The Peacemaker's Canoe during installation in Harbour Square Park basin.The Peacemaker's Canoe was launched into the water in the outer harbour marina and then tugged over to the Harbour Square Park basin for installation. (Photo courtesy of Celene Tang)

4. Can you describe the story of The Peacemaker?

I couldn’t describe the whole story here because it is too long to do justice to in a paragraph. The floating artworks represents only a small piece of this much longer narrative which involves not only The Peacemaker himself but also several other key figures such as Ayenwatha and clan mother Tyekonhsase.

This artwork represents the moments in the narrative that The Peacemaker builds a shinning canoe because he has been given a message that will quell the turbulent times his world was in. He builds the canoe so that he may depart from his homeland and his people to take the new shinning canoe to the opposite side of Oniadari:io. I imagine Ayenwatha witnessing The Peacemaker’s arrival while standing on the shoreline and first seeing a glimmering light and then the form of a canoe coming from across the water.

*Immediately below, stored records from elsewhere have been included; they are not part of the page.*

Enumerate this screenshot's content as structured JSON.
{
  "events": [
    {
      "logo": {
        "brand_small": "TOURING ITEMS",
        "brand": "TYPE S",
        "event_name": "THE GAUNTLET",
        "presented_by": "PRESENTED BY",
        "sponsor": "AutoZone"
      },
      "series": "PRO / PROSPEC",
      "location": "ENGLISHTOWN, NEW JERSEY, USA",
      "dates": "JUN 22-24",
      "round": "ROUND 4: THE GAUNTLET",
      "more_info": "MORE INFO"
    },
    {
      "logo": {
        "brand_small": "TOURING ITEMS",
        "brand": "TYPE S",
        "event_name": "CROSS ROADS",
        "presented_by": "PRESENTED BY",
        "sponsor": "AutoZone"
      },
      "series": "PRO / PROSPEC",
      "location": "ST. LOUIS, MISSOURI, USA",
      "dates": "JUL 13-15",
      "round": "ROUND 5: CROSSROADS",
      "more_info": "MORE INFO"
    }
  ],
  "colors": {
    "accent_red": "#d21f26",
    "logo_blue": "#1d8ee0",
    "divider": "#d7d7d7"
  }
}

After The Peacemaker and Ayenwatha meet they eventually form an alliance and together, over the course of the rest of the narrative, they are able to unite under one law the Mohawk, Oneida, Cayuga and Seneca and the lastly the Onondaga Nations. Through this, the Haudenosaunee Confederacy is formed and, to sanctify the new law, they plant a Great Tree of Peace over their weapons of war and destruction. Like I was saying, this history is worth knowing and I suggest anyone or everyone who lives in Tkaronto and beyond take a look or read about The Peacemaker and Haudenosaunee democracy.

Below are additional resources to learn more about the story of The Peacemaker:

Keep an eye out for The Peacemaker's Canoe when you're in Harbour Square Park and follow Waterfront Toronto on Twitter, Facebook, Instagram and LinkedIn for the latest updates on public art along the waterfront.